Despite such loss and human tragedy, he quickly adds, spirits remain high.
Would you prefer to live in a tent while retaining your job and savings, or in a temporary housing structure with nothing? Luckily, that's a question most of us don't have to answer.
But for Haitian UW-Madison student Gergens Polynice, who saw these high-quality tents firsthand on a recent trip, the answer is obvious -- contrary to what staff at most non-governmental organizations (NGOs) think, temporary housing is not the solution.
"The big thing for me is that everybody is in the mindset of restoring Haiti to what it was, and I think that is the biggest mistake," he says. "They are spending millions of dollars for temporary housing, but Haiti needs a long-term sustainable approach."
Polynice, a graduate student in Latin America, Caribbean and Iberian Studies, will pursue a Ph.D. in Developmental Studies at UW-Madison next fall. He has a lot of ideas about "transforming vs. restoring." Since 90% of schools in Haiti are private, he suggests using funds to provide free education for five years so people can have a job later. As for infrastructure, he says companies could invest in alternative energy like wind turbines and solar power. He also thinks Haiti could save money and create jobs by producing its own cement for new buildings rather than importing it.
These are just some of Polynice's ideas. His main proposal could create about 1,000 jobs, clean up the environment and decrease imports to Haiti.

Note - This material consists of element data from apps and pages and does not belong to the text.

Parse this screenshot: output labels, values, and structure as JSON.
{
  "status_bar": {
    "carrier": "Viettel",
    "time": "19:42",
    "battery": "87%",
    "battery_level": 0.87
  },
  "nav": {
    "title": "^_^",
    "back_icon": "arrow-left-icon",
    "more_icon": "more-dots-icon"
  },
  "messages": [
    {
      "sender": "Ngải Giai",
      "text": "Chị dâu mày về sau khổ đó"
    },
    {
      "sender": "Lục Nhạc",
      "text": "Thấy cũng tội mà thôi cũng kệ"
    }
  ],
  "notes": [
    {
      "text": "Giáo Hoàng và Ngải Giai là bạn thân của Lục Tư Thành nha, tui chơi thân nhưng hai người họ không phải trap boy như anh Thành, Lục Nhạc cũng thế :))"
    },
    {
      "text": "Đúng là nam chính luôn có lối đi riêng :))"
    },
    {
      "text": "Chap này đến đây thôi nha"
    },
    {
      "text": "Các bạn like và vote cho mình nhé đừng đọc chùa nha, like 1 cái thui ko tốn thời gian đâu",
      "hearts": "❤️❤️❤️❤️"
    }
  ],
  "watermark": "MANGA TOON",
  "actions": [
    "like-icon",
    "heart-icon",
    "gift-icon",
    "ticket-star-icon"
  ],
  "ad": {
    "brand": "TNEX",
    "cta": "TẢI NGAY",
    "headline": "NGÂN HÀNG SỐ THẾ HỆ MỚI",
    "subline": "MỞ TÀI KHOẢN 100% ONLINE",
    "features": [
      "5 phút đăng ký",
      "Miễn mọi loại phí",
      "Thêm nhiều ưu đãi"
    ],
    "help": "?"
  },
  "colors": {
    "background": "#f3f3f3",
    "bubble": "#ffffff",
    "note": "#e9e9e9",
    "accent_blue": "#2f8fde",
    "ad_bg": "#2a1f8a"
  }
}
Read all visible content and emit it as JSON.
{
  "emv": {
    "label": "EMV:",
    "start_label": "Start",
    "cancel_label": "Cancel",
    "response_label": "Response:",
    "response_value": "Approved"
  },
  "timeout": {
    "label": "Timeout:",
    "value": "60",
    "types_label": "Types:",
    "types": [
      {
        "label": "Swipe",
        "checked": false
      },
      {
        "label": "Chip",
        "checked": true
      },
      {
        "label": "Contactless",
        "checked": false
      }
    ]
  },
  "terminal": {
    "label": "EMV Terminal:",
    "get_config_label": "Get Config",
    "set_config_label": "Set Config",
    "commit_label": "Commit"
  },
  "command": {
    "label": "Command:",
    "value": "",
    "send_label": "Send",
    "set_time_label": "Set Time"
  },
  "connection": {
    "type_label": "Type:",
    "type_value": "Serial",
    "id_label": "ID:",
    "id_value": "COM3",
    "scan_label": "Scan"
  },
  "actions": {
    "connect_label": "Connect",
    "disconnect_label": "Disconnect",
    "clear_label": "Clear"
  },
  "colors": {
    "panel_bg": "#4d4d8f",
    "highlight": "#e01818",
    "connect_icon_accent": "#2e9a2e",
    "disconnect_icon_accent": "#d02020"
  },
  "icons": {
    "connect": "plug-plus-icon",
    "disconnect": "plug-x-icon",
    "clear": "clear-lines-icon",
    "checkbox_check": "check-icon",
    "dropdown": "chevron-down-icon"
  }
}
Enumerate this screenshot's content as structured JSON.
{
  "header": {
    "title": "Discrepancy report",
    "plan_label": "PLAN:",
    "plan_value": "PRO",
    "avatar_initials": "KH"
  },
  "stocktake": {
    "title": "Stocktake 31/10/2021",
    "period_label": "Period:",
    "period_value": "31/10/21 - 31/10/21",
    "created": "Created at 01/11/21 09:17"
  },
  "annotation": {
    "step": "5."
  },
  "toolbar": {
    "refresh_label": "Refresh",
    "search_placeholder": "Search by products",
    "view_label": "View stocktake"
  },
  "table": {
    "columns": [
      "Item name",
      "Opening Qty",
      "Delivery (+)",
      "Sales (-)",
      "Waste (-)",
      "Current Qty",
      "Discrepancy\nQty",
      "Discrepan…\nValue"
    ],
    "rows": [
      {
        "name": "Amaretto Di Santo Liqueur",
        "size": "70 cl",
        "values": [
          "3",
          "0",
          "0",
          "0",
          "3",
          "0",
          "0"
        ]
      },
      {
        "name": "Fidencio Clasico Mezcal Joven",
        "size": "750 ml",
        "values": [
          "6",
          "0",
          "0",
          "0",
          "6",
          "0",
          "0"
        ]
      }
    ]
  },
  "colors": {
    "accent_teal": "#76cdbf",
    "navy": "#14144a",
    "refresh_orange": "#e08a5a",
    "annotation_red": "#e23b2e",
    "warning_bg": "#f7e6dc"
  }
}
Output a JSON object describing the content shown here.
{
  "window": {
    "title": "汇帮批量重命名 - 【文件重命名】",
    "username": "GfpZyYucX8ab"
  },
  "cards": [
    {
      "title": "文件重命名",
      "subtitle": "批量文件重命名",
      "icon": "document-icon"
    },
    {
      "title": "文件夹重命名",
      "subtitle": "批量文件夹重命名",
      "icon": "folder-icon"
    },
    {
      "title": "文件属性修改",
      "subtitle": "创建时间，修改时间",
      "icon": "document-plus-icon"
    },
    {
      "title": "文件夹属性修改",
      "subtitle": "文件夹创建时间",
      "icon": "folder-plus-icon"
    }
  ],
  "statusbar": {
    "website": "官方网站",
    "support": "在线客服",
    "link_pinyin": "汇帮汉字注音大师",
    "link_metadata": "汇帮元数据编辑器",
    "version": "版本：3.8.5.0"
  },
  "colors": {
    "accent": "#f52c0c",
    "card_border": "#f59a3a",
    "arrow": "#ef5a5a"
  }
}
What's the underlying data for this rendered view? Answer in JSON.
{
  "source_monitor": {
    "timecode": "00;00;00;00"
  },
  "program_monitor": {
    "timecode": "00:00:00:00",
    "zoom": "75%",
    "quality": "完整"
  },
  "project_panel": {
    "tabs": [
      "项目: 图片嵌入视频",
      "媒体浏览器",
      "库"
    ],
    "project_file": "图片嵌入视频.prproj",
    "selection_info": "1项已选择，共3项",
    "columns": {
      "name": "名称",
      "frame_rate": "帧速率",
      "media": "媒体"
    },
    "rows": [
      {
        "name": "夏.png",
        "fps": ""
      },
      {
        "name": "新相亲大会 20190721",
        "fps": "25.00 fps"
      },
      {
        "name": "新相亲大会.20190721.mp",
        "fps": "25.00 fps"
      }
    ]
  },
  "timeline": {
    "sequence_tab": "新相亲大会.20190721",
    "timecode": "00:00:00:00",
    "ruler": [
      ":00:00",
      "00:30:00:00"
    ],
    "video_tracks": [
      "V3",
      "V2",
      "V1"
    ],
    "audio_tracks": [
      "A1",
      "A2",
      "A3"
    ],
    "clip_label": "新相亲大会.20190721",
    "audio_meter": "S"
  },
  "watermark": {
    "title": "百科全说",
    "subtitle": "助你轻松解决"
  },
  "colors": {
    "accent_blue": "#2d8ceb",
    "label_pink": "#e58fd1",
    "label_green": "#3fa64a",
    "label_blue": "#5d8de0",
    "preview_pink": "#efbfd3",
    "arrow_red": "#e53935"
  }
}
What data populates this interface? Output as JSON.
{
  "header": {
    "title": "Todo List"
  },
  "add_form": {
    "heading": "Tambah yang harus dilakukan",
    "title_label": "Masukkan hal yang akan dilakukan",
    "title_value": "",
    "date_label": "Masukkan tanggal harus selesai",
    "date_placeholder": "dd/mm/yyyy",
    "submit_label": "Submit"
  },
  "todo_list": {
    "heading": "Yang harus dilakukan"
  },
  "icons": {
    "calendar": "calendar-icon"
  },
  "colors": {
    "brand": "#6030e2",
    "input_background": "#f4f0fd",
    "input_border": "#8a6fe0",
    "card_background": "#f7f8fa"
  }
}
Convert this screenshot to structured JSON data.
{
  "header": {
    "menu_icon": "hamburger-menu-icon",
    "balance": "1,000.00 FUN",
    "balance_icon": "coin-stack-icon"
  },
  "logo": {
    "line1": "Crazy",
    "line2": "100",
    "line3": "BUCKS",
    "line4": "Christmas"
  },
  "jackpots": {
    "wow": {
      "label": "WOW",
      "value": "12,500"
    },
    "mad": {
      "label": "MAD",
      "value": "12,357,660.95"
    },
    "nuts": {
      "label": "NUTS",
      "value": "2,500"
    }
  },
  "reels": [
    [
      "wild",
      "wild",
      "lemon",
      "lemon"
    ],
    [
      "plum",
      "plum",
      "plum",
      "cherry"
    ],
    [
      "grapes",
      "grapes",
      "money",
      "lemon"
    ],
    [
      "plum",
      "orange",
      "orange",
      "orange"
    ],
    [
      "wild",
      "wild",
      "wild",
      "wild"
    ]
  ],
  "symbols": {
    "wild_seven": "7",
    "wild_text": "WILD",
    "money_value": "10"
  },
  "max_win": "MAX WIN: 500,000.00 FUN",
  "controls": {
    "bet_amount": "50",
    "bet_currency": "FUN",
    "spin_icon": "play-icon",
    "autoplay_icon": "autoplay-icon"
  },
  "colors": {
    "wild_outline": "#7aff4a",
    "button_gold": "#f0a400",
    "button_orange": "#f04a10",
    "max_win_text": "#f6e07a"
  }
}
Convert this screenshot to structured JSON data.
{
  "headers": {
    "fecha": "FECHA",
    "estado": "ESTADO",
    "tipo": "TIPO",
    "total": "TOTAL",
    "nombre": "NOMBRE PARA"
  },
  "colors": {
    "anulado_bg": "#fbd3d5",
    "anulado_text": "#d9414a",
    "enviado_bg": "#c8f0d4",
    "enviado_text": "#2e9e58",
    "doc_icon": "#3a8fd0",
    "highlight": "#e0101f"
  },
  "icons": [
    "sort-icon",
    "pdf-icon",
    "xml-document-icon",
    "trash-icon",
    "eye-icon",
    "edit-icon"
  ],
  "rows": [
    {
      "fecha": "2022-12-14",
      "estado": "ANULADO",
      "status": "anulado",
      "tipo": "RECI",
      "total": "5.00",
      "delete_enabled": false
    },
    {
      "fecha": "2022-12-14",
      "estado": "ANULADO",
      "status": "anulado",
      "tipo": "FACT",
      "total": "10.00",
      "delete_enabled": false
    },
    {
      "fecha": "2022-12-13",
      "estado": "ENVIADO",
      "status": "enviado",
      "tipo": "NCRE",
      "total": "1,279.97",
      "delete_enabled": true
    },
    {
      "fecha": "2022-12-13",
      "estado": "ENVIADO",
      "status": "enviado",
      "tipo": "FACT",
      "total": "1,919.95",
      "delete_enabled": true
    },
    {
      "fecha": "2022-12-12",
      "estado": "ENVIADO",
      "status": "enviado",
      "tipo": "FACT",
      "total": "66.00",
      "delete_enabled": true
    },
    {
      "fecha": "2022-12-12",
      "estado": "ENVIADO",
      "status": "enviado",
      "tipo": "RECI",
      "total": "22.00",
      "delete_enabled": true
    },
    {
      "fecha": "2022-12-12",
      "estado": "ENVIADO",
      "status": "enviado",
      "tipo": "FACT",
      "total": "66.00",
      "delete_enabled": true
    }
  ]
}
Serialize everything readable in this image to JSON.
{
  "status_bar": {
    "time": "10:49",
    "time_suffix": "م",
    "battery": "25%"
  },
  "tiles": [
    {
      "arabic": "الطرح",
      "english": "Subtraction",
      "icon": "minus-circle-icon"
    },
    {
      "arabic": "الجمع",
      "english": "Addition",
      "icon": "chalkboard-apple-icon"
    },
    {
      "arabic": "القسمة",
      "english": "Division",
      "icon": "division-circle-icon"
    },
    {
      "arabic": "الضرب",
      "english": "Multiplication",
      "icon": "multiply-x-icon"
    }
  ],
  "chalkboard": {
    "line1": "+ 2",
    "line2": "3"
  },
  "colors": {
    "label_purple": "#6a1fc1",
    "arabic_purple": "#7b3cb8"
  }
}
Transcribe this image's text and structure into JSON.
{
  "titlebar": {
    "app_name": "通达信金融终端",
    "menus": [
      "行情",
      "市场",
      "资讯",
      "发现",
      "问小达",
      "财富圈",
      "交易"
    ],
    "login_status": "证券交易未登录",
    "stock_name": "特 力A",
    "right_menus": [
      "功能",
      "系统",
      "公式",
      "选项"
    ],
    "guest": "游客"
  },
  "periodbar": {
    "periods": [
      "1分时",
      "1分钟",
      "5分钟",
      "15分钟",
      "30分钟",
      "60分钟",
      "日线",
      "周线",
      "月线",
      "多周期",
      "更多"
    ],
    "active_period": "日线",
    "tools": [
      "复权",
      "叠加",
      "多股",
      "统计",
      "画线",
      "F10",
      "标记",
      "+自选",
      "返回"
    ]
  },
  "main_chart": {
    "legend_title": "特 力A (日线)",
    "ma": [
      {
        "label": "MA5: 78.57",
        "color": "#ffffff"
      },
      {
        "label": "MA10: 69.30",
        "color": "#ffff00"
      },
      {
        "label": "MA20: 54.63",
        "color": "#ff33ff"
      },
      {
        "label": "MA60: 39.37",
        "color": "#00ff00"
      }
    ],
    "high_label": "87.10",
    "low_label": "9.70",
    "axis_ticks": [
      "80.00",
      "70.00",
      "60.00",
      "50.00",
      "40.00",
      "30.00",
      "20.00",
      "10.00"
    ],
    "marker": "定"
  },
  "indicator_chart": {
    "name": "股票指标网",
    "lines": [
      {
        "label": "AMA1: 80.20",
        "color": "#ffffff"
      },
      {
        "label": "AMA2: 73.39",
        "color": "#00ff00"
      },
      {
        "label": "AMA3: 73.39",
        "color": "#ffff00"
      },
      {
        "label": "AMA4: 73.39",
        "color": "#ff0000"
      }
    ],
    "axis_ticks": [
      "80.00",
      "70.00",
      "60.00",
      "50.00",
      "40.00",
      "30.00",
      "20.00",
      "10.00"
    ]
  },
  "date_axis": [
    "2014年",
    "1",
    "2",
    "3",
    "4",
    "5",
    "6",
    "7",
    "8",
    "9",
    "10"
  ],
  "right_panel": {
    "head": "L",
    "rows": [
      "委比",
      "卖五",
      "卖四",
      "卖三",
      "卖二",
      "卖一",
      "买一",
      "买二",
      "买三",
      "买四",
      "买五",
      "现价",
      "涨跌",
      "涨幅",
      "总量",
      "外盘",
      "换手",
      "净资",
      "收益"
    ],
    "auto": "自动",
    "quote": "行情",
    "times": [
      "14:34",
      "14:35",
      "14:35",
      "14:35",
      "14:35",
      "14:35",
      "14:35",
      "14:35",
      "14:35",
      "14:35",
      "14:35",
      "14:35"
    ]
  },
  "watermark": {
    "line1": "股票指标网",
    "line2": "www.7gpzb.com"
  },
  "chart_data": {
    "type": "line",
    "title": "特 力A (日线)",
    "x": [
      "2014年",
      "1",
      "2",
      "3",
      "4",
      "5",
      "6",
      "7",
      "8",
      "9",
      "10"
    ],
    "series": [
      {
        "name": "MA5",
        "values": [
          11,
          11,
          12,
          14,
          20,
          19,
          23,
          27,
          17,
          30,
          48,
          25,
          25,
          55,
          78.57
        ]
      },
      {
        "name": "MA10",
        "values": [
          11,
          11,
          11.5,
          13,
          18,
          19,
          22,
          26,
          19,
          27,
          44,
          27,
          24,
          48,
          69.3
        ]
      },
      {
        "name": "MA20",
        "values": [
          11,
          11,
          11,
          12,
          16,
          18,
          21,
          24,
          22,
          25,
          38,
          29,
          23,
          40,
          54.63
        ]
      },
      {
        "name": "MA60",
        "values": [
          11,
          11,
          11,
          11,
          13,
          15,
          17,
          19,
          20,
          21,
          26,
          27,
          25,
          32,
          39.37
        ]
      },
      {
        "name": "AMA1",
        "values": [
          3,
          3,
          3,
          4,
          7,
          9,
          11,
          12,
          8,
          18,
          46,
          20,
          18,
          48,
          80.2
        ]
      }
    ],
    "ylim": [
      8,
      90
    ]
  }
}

Plastic materials imported into Haiti end up in landfills with no proper way of recycling them or transforming them into raw materials. Once collected, this plastic could be cleaned and sent back to the beginning of the production process as raw materials.
"I would buy a couple of these machines and give people a uniform so they are looking nice," Polynice says. "This is just one example that doesn't require a lot of money to do."
Polynice has offered to donate five acres of his own land in Haiti, worth about $30,000, to a project to create jobs, such as a UW clinic. Shortly after, a Harvard doctor asked if he would consider using the land for temporary housing.
"At first I was going to say heck no, but I proposed that they can have part of the land for temporary housing if they make a commitment to creating some jobs with the other part," he says. "Moving people doesn't do anything if they don't have a job, education and everything else."
The doctor, who is still negotiating with Polynice, has connections to the United Nations, which, along with the International Monetary Fund, is the group Polynice would ultimately like to work with.
Polynice hopes to influence a small square mile. On behalf of UW pediatrician Ann Behrmann, who worked in Haiti, Polynice brought two suitcases of supplies to doctors, such as calculators, pen lights and hand sanitizer.
"I was so surprised that with the millions of dollars sent over there, these doctors were missing these things," he says. "Even by affecting two or three people, we can make a difference in their lives."
Polynice continues to give. He donated $500, as part of a 4-1 commitment with UW business school students, for micro-loans. He gave money to Haitians to replace lost things as long as they intend to give the money back. Polynice will return to Haiti this month to continue the finance project with the student fund, which now has over $2,000.
"It's just a drop in the bucket," he says. "But by not just giving it away, it makes the person more accountable."
Polynice talks about it matter-of-factly, but he knows the situation was anything but matter-of-fact. "The most surprising thing to see was how multi-story buildings had just pancaked on top of themselves," he recalls.
But despite such loss and human tragedy, he quickly adds, spirits remain high. "Everybody is going about their business," Polynice says. "It's like 'Hey, we have to go on.'"